Addressing the obesity epidemic:
Why should psychologists care?
BY DR. SUZANNE BENNETT JOHNSON • APA PRESIDENT
Obesity has reached epidemic proportions in the United States. More than one-
third of U.S. adults and 50 percent of African-American women are obese. 1
The number of obese Americans rapidly increased from 13 percent of the
population in 1960–62 to 35 percent in 2005–06.2 Obesity is now the second
leading cause of death in the United States, and is likely to become the first. 3
Unless this epidemic is successfully addressed, U.S. life
expectancy will decline. 4 Meanwhile, the economic costs of
obesity are enormous. Health-care costs of patients who are

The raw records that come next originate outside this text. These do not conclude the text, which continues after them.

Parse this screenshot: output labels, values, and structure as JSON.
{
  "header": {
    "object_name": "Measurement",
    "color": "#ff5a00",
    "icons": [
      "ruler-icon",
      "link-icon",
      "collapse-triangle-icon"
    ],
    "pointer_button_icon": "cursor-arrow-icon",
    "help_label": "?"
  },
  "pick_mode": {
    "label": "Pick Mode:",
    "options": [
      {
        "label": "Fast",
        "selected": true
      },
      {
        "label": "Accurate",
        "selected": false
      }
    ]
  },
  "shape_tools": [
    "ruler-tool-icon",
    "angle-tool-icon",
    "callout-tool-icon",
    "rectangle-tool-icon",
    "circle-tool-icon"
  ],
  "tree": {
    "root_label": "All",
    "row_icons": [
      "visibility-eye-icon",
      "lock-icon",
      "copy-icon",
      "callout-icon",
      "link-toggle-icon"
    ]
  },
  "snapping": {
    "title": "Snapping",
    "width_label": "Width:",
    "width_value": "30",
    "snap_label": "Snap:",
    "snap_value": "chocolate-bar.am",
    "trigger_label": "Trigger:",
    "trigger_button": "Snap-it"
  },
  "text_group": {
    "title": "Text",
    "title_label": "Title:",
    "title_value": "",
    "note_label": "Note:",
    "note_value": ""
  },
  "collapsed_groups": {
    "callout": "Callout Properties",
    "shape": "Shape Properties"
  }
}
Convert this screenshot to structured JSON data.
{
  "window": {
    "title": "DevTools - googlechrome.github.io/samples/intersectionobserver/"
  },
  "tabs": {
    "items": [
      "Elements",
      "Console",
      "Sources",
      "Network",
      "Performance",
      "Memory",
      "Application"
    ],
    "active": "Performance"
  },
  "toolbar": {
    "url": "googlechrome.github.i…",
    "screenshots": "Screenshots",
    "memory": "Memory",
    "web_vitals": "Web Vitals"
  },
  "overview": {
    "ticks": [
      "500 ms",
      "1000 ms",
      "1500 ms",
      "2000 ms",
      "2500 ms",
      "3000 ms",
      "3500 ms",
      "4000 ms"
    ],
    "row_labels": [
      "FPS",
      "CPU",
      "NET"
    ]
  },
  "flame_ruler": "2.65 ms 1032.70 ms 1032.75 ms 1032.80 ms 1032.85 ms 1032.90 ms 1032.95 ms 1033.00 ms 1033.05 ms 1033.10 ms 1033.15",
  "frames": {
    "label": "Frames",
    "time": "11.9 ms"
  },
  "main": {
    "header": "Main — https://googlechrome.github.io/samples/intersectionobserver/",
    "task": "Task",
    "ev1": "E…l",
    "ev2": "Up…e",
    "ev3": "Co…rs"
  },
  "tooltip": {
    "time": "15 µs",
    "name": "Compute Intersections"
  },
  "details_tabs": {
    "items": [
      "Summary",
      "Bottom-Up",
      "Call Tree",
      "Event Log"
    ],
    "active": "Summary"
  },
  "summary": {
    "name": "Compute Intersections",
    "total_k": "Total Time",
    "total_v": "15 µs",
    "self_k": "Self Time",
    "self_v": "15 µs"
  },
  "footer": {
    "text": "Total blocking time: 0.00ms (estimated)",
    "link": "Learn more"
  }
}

obese are 42 percent greater than the health-care costs of
normal weight individuals.5 The human toll is worse. Not only
is obesity associated with higher mortality rates and shorter life
expectancy, it also diminishes quality of life. Obese people are
far more likely to suffer from diabetes and its complications
(kidney failure, blindness, leg amputations), as well as stroke,
breast and colorectal cancer, osteoarthritis and depression. 6
Unfortunately, the obesity epidemic is not confined to
adults: 17 percent of all U.S. children are obese, with obesity
rates highest for African-American adolescent girls ( 29 percent)
and Hispanic adolescent boys ( 27 percent). 7 Childhood obesity
is linked to psychological problems, asthma, diabetes and
cardiovascular risk factors in childhood. Because obese children
often grow up to become obese adults, childhood obesity is
strongly linked to mortality and morbidity in adulthood. 8
The obesity epidemic is not a product of changing genes or
biology. It has its roots in the social environment and human
behavior. Psychologists are experts at understanding human
behavior as well as initiating and maintaining behavior change.
Many psychologists have contributed to our understanding of
obesity, its treatment and prevention, yet most psychologists are
unaware of the obesity epidemic or view it as the domain of the
Expanding psychology’s role in advancing health is one
of the core elements of APA’s strategic plan. To successfully
address this goal, psychology must play a larger role in
addressing the obesity epidemic, from basic science to
prevention to treatment to public policy. I have spent my
career helping children who have diabetes and their families.
For many years, all of my patients had Type- 1 diabetes, a
form of the disease usually diagnosed in childhood that
results from complete pancreatic failure. A few years ago, I
started to see children and adolescents with Type- 2 diabetes.
This was a shocking development since Type- 2 diabetes is a
disease of overweight older adults. It soon became apparent
that Type- 2 diabetes in childhood was the consequence of the
childhood obesity epidemic consuming our nation. I found
that 30 percent of children in our local school system entered
kindergarten overweight or obese. These rates escalated to
41 percent of sixth graders, with African-American girls ( 43
percent) and Hispanic boys ( 46 percent) most affected.
1 JAMA. 2010;303:235–241.
2 National Center for Health Statistics Health E-Stats. 2010. Available at: www.
3 JAMA. 2004;291:1238-45.
4 Ann of Intern Med. 2003;138: 24-32.
5 Health Affairs. 2009; 28(5):w822–w831.
6 Women’s Health Med. 2004; 1: 38-41.
7 National Center for Health Statistics Health E-Stat. 2010. Available at: www.
8 Arch Dis of Childhood.2003;88:748-752.
9 J of School Health. 2007;77:630-636.